**TO DO:** From the first entry to the last, repeat the listing exactly.

**DATA FOR THIS EXERCISE:**
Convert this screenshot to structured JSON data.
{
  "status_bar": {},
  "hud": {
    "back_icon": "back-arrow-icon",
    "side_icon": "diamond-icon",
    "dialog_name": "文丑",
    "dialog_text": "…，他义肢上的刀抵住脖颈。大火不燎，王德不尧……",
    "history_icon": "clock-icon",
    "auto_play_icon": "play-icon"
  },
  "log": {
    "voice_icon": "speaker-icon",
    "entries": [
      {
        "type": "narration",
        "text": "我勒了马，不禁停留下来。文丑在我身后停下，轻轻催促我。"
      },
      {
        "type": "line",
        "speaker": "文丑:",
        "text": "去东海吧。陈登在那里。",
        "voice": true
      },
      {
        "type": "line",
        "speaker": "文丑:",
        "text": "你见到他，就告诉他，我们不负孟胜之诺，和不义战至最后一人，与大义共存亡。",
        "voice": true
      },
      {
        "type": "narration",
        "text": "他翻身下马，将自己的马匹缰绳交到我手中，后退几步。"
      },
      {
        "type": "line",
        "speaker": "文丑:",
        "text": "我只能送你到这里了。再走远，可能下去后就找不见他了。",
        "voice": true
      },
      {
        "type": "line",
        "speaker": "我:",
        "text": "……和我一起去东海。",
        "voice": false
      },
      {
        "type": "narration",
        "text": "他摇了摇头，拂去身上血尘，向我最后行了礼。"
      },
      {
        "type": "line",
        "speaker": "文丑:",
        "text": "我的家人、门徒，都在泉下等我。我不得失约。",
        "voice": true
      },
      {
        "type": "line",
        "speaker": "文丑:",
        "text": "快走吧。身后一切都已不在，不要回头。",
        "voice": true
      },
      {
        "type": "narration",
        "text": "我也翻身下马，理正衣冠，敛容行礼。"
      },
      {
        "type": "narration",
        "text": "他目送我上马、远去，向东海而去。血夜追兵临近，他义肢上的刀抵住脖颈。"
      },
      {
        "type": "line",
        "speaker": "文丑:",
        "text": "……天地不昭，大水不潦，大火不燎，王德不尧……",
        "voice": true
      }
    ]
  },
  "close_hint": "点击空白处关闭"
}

**REPLY TO THE EXERCISE:**
Convert this screenshot to structured JSON data.
{
  "status_bar": {},
  "hud": {
    "back_icon": "back-arrow-icon",
    "side_icon": "diamond-icon",
    "dialog_name": "文丑",
    "dialog_text": "…，他义肢上的刀抵住脖颈。大火不燎，王德不尧……",
    "history_icon": "clock-icon",
    "auto_play_icon": "play-icon"
  },
  "log": {
    "voice_icon": "speaker-icon",
    "entries": [
      {
        "type": "narration",
        "text": "我勒了马，不禁停留下来。文丑在我身后停下，轻轻催促我。"
      },
      {
        "type": "line",
        "speaker": "文丑:",
        "text": "去东海吧。陈登在那里。",
        "voice": true
      },
      {
        "type": "line",
        "speaker": "文丑:",
        "text": "你见到他，就告诉他，我们不负孟胜之诺，和不义战至最后一人，与大义共存亡。",
        "voice": true
      },
      {
        "type": "narration",
        "text": "他翻身下马，将自己的马匹缰绳交到我手中，后退几步。"
      },
      {
        "type": "line",
        "speaker": "文丑:",
        "text": "我只能送你到这里了。再走远，可能下去后就找不见他了。",
        "voice": true
      },
      {
        "type": "line",
        "speaker": "我:",
        "text": "……和我一起去东海。",
        "voice": false
      },
      {
        "type": "narration",
        "text": "他摇了摇头，拂去身上血尘，向我最后行了礼。"
      },
      {
        "type": "line",
        "speaker": "文丑:",
        "text": "我的家人、门徒，都在泉下等我。我不得失约。",
        "voice": true
      },
      {
        "type": "line",
        "speaker": "文丑:",
        "text": "快走吧。身后一切都已不在，不要回头。",
        "voice": true
      },
      {
        "type": "narration",
        "text": "我也翻身下马，理正衣冠，敛容行礼。"
      },
      {
        "type": "narration",
        "text": "他目送我上马、远去，向东海而去。血夜追兵临近，他义肢上的刀抵住脖颈。"
      },
      {
        "type": "line",
        "speaker": "文丑:",
        "text": "……天地不昭，大水不潦，大火不燎，王德不尧……",
        "voice": true
      }
    ]
  },
  "close_hint": "点击空白处关闭"
}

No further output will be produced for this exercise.